Friday evening Google announced a new change in their search algorithms. Sites with too many "valid copyright removal notices" will be penalized in search results. This decision seems to be in response to copyright holders' concerns and is most likely to penalize filesharing sites.
However, Google has clarified that such changes should not affect "popular user-generated content sites" setting the stage for YouTube, as well as a number of other sites that contain pirated music in such content, to escape penalties.
Google's announcement and subsequent statements to the press leave out a lot of details but here's the basic news:
"Starting next week, we will begin taking into account a new signal in our rankings: the number of valid copyright removal notices we receive for any given site. Sites with high numbers of removal notices may appear lower in our results. This ranking change should help users find legitimate, quality sources of content more easily."
Since that statement was released on Friday, Google revealed a bit more information to Danny Sullivan at Search Engine Land:
"Google told me today that the new penalty will look beyond just the number of notices. It will also take into account other factors, specifics that Google wonât reveal, but with the end result that YouTube â as well as other popular sites beyond YouTube â arenât expected to be hit."
"What other sites? Examples Google gave me include Facebook, IMDB, Tumblr and Twitter. But itâs not that thereâs some type of 'whitelist' of sites. Rather, Google says the algorithm automatically assesses various factors or signals to decide if a site with a high number of copyright infringement notices against it should also face a penalty."
In an earlier post Sullivan points to this list of domains from the Google Transparency Report as the likely recipients of downgrades in search results. However, Google clarified "that just because a site is on that page doesnât mean it will be hit with a penalty."
Though Google is stating that the algorithm will do the work, they've revealed in the past that they will affect things manually as needed. So if they want certain websites to move forward without penalty, the most obvious example being YouTube, they can make that happen by hand.
There's likely to be a lot of press in coming days as well as clarifications from Google but the real information will come as Google watchers analyse future search results.
If you're interested in digging deeper into this issue and the background regarding both Google and YouTube, check out Aaron Wall's extended post at SEO Book.
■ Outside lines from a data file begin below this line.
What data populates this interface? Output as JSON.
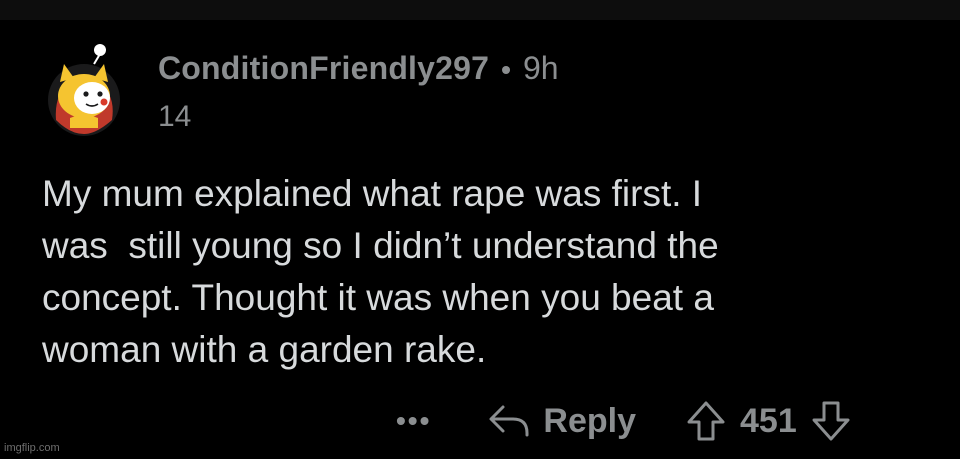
{
  "comment": {
    "username": "ConditionFriendly297",
    "separator": "•",
    "age": "9h",
    "karma": "14",
    "body": "My mum explained what rape was first. I\nwas  still young so I didn’t understand the\nconcept. Thought it was when you beat a\nwoman with a garden rake.",
    "actions": {
      "more_label": "•••",
      "reply_label": "Reply",
      "vote_count": "451"
    }
  },
  "watermark": "imgflip.com",
  "colors": {
    "background": "#000000",
    "meta_text": "#8b8e90",
    "body_text": "#d7dadc",
    "avatar_bg": "#ffffff",
    "avatar_yellow": "#f5c430"
  },
  "icons": {
    "avatar": "snoo-shiba-avatar",
    "reply": "reply-arrow-icon",
    "upvote": "upvote-arrow-icon",
    "downvote": "downvote-arrow-icon",
    "more": "more-dots-icon"
  }
}
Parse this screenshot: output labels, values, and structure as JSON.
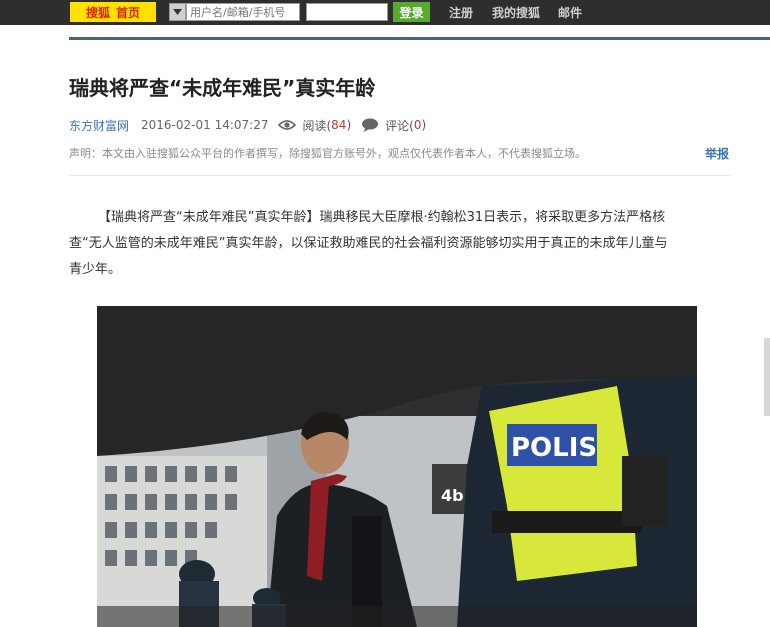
{
  "topbar": {
    "logo_brand": "搜狐",
    "logo_home": "首页",
    "username_placeholder": "用户名/邮箱/手机号",
    "password_value": "",
    "login_label": "登录",
    "links": [
      "注册",
      "我的搜狐",
      "邮件"
    ]
  },
  "article": {
    "title": "瑞典将严查“未成年难民”真实年龄",
    "source": "东方财富网",
    "datetime": "2016-02-01 14:07:27",
    "read_label": "阅读(",
    "read_count": "84",
    "read_close": ")",
    "comment_label": "评论(",
    "comment_count": "0",
    "comment_close": ")",
    "notice": "声明：本文由入驻搜狐公众平台的作者撰写，除搜狐官方账号外，观点仅代表作者本人，不代表搜狐立场。",
    "report_label": "举报",
    "body_lines": [
      "【瑞典将严查“未成年难民”真实年龄】瑞典移民大臣摩根·约翰松31日表示，将采取更多方法严格核",
      "查“无人监管的未成年难民”真实年龄，以保证救助难民的社会福利资源能够切实用于真正的未成年儿童与",
      "青少年。"
    ],
    "photo_texts": {
      "vest": "POLIS",
      "platform_sign": "4b"
    }
  },
  "colors": {
    "topbar_bg": "#2e2e2e",
    "logo_bg": "#ffe100",
    "login_bg": "#58a92f",
    "source_link": "#3a74b5",
    "count_red": "#c0392b",
    "rule": "#45657a"
  },
  "icons": [
    "chevron-down-icon",
    "eye-icon",
    "comment-icon"
  ]
}
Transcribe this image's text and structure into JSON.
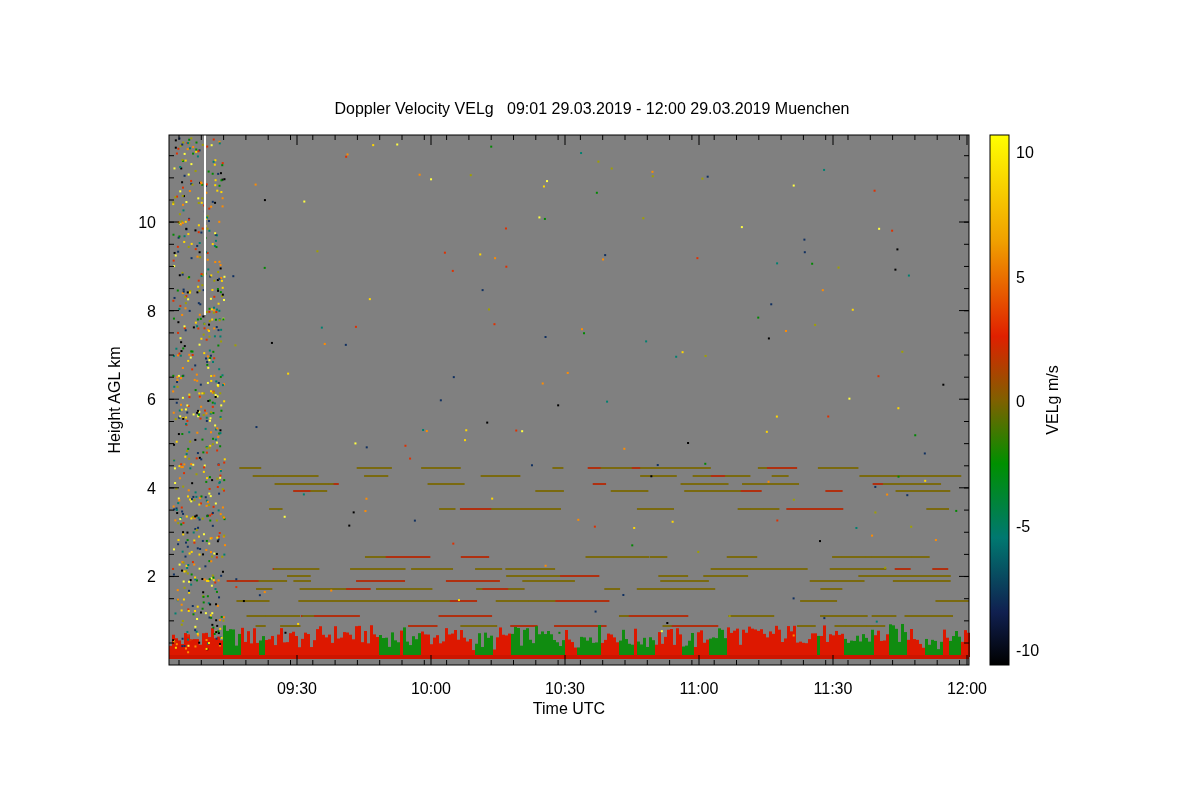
{
  "title": "Doppler Velocity VELg   09:01 29.03.2019 - 12:00 29.03.2019 Muenchen",
  "xlabel": "Time UTC",
  "ylabel": "Height AGL km",
  "xticks": [
    "09:30",
    "10:00",
    "10:30",
    "11:00",
    "11:30",
    "12:00"
  ],
  "yticks": [
    "10",
    "8",
    "6",
    "4",
    "2"
  ],
  "colorbar": {
    "label": "VELg m/s",
    "ticks": [
      "10",
      "5",
      "0",
      "-5",
      "-10"
    ]
  }
}
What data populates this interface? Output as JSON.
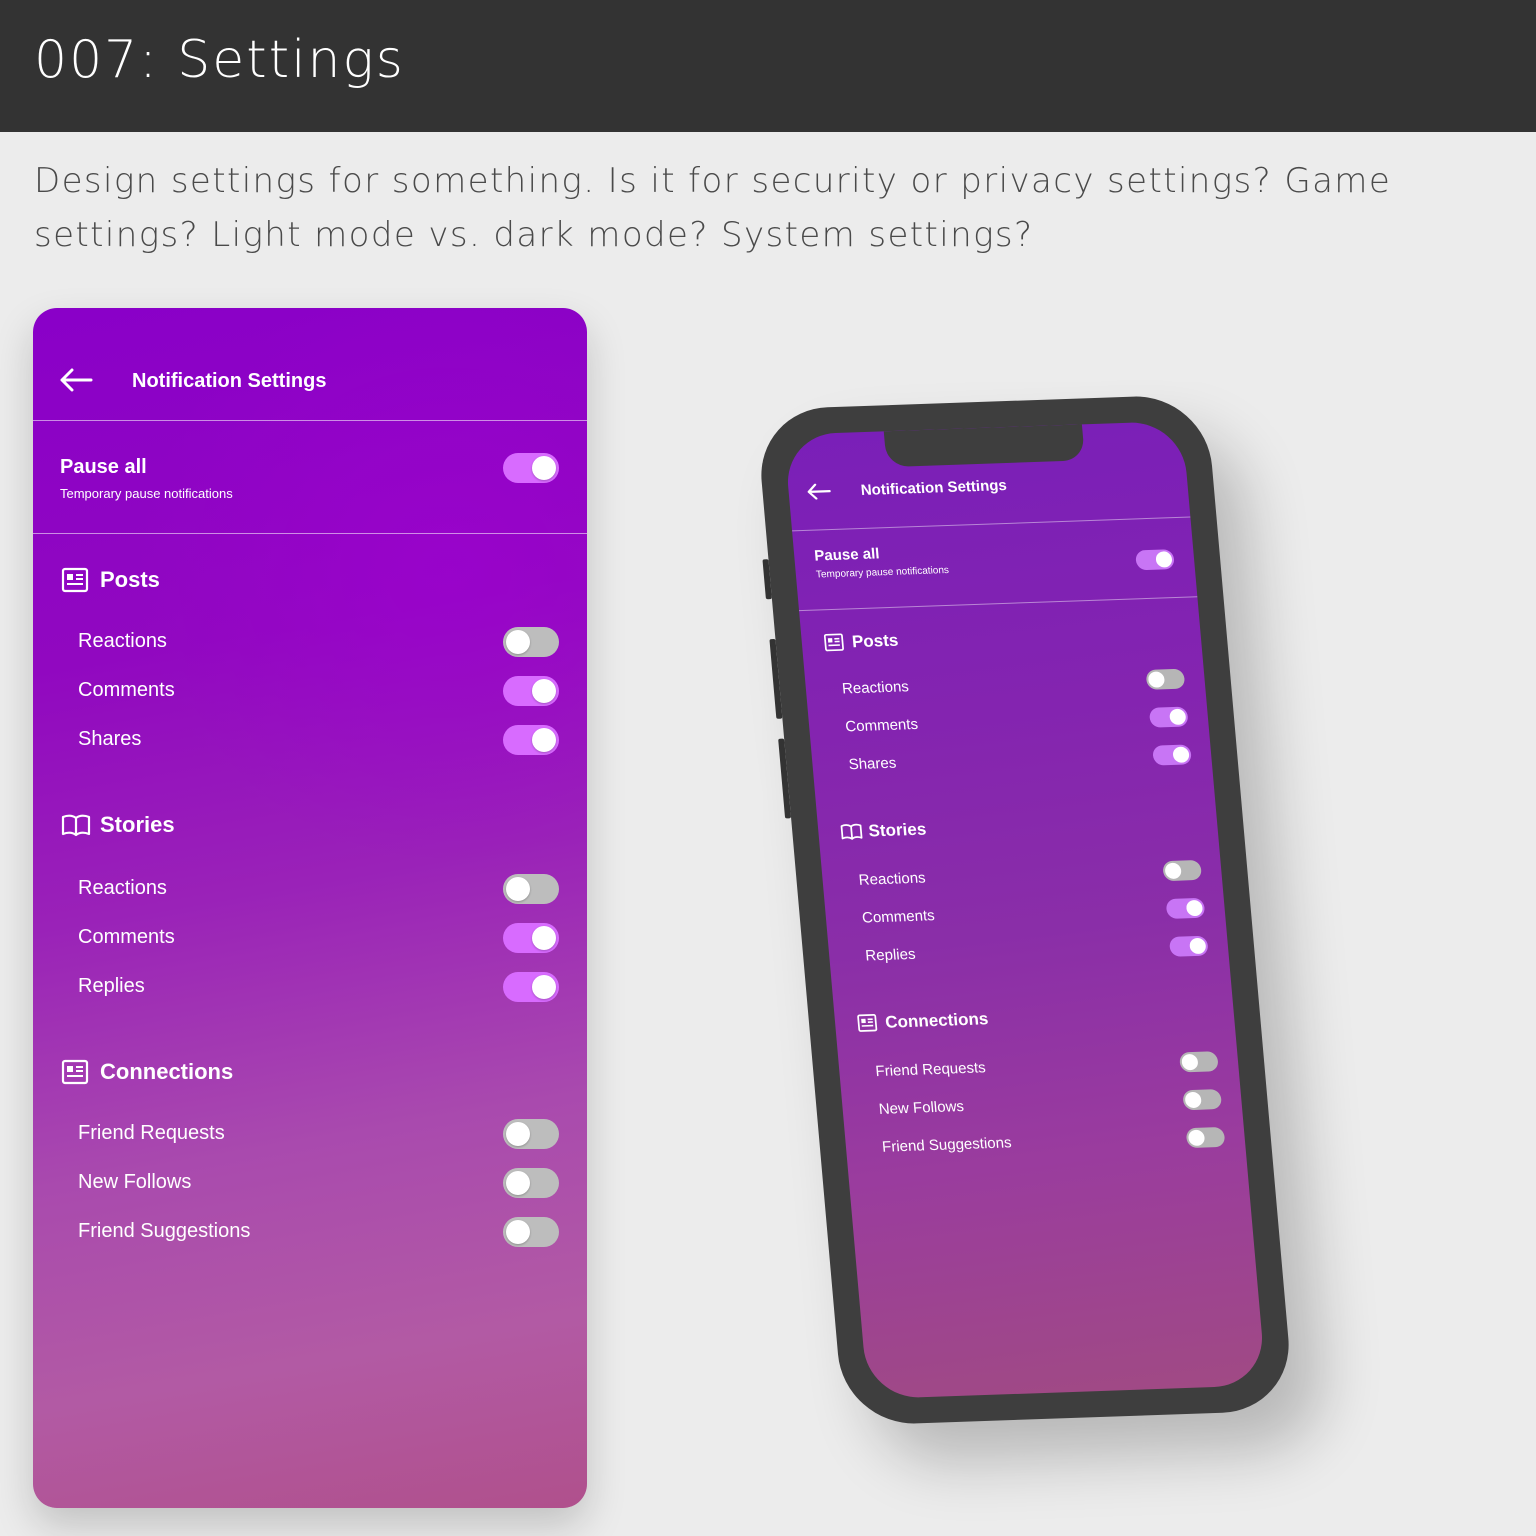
{
  "banner": {
    "title": "007: Settings",
    "prompt": "Design settings for something. Is it for security or privacy settings? Game settings? Light mode vs. dark mode? System settings?"
  },
  "app": {
    "header_title": "Notification Settings",
    "back_icon": "arrow-left-icon",
    "pause": {
      "label": "Pause all",
      "subtitle": "Temporary pause notifications",
      "on": true
    },
    "sections": [
      {
        "title": "Posts",
        "icon": "newspaper-icon",
        "items": [
          {
            "label": "Reactions",
            "on": false
          },
          {
            "label": "Comments",
            "on": true
          },
          {
            "label": "Shares",
            "on": true
          }
        ]
      },
      {
        "title": "Stories",
        "icon": "open-book-icon",
        "items": [
          {
            "label": "Reactions",
            "on": false
          },
          {
            "label": "Comments",
            "on": true
          },
          {
            "label": "Replies",
            "on": true
          }
        ]
      },
      {
        "title": "Connections",
        "icon": "newspaper-icon",
        "items": [
          {
            "label": "Friend Requests",
            "on": false
          },
          {
            "label": "New Follows",
            "on": false
          },
          {
            "label": "Friend Suggestions",
            "on": false
          }
        ]
      }
    ]
  },
  "colors": {
    "toggle_on": "#d86bff",
    "toggle_off": "#bdbdbd",
    "banner_bg": "#333333",
    "page_bg": "#ececec"
  }
}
Hypebot Senior Contributor Clyde Smith (@fluxresearch) maintains a business writing hub at Flux Research and blogs at Crowdfunding For Musicians. To suggest topics for Hypebot, contact: clyde(at)fluxresearch(dot)com.